Down to the docks, to another shadowy Monogram set – Docks, for that automatic injection of atmosphere (unpictured)! The plot reasoning for this – to follow up on a new name on the ship’s manifest, but if you couldn’t tell, I’m beyond trying with this story. Wong, Street and Bobbie all separately creep around dark corridors, in a manner Ed Wood, Jr. would refer to as “lurking.” Bobbie sees something off screen, screams girlishly, and I suppose I can forgive this lapse into female ‘40s stereotyping, seeing as Bobbie is usually totally adverse to such shenanigans. And it reveals the occasional (but not set-in-stone) third corpse, identity yet unknown. (Future edit: It’s Tie Ling, the Asian guy they’ve come down to check up on.)
The creeping scene continues; in fact, the characters’ comic interplay mixes with it, yielding quite possibly the most engaging single sequence yet for Wong & Co. Perhaps energized by these more overtly horrific qualities, Karloff even tosses a little light ham-acting into his Wong – trilled recitations on Chinese artifact history. Things are exciting enough, I’ve even forgotten all about my taquitos. [Eat eat eat!]
And…another fat, style-free exposition scene in the police station. Doomed to Die has been operating at such a relatively elevated level for long enough, some downtime is earned. Time to debate the implications of the latest clues found, as I tune out. I similarly ignore Bobbie’s misconstruing of hari kari as “harry harry.” Odd how everyone (sans Wong, natch) keeps insisting upon suicide for each death, even while the latest dude was stabbed in the back. (Some of this is self-aware, and thus lightly humorous.)

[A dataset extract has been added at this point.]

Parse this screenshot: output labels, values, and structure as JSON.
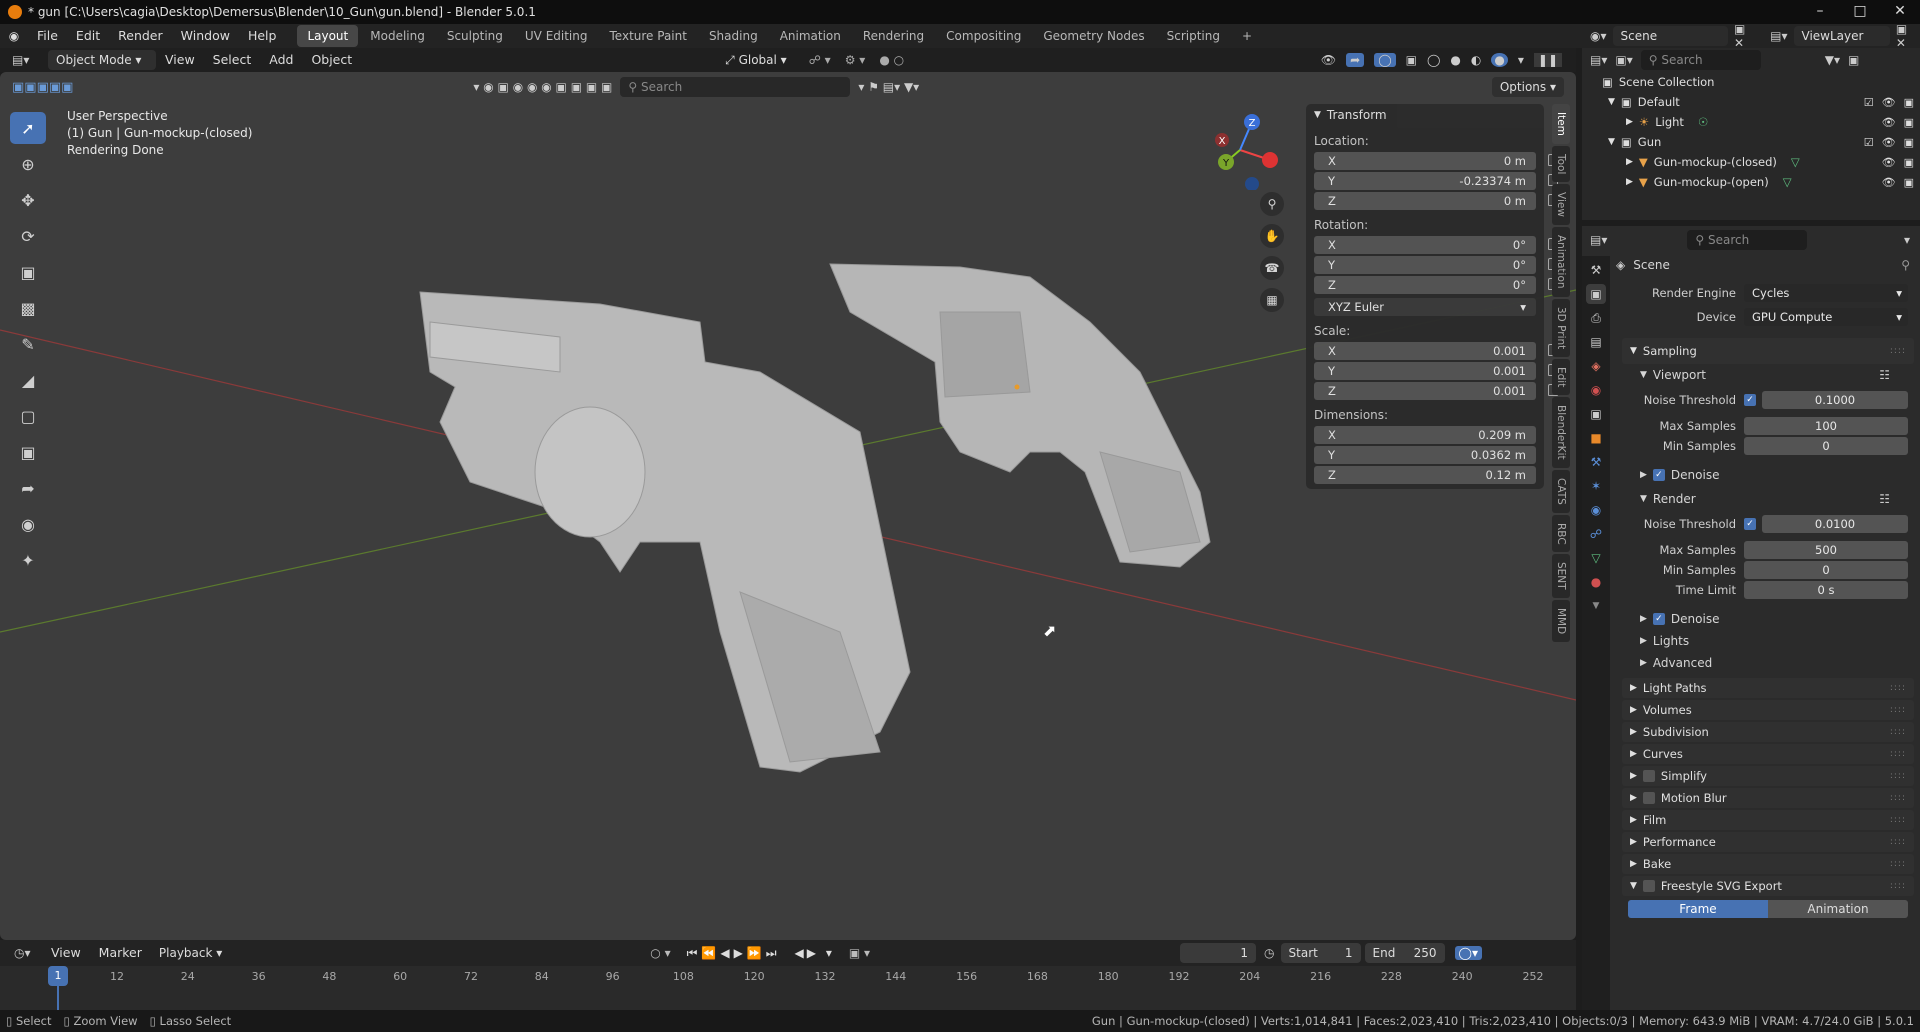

Exposition scene. Ignored. All in service of stiffening Dick’s and Cynthia’s lovey-doveyness.
Time remains only for a climax. For whatever reason, Doomed to Die errs as it did at the start by refocusing upon a house of tiresome suspects. Among them is a larger old man I’ve probably confused with Wentworth throughout the picture, because I only now become aware of him – Paul Fleming (Guy Usher). And…he’s dead, shot, murdered, and someone’s responsible. (Here is a fault in this “immediate response” approach, because the instant I finish that sentence, it turns out Paul isn’t dead, but oh well.)
All this gets Wong, Street, Bobbie, all the people we care about – it gets them assembled with the rest. It plays according to clockwork: Wong makes a surprise allegation so Street can arrest the proper villain, and I’m too ethical as a blogger (and also I’m not paying enough attention) to reveal that shock ending to you. And though this finale isn’t terribly functional, it is a virtue of older movies that they know to quit before things get worse – the movie ended something like a minute ago, in typing time.
In conclusion (what creative writing!), Doomed to Die surprises me more than anyone by being halfway entertaining. Maybe it’s a result of this type-as-I-go approach, but I think it’s something as simple as an increase of stylish ‘40s cinematography. Repeatedly, these forgotten old B-movies excel at visuals, and flounder with narrative – which separate nicely. One recalls Orson Welles’ Touch of Evil, which was praised by some of his contemporaries solely for its surreal visuals. The plot is decent, and works, but is mostly frivolous. Doomed to Die works in a similar, but much humbler, level. That is all.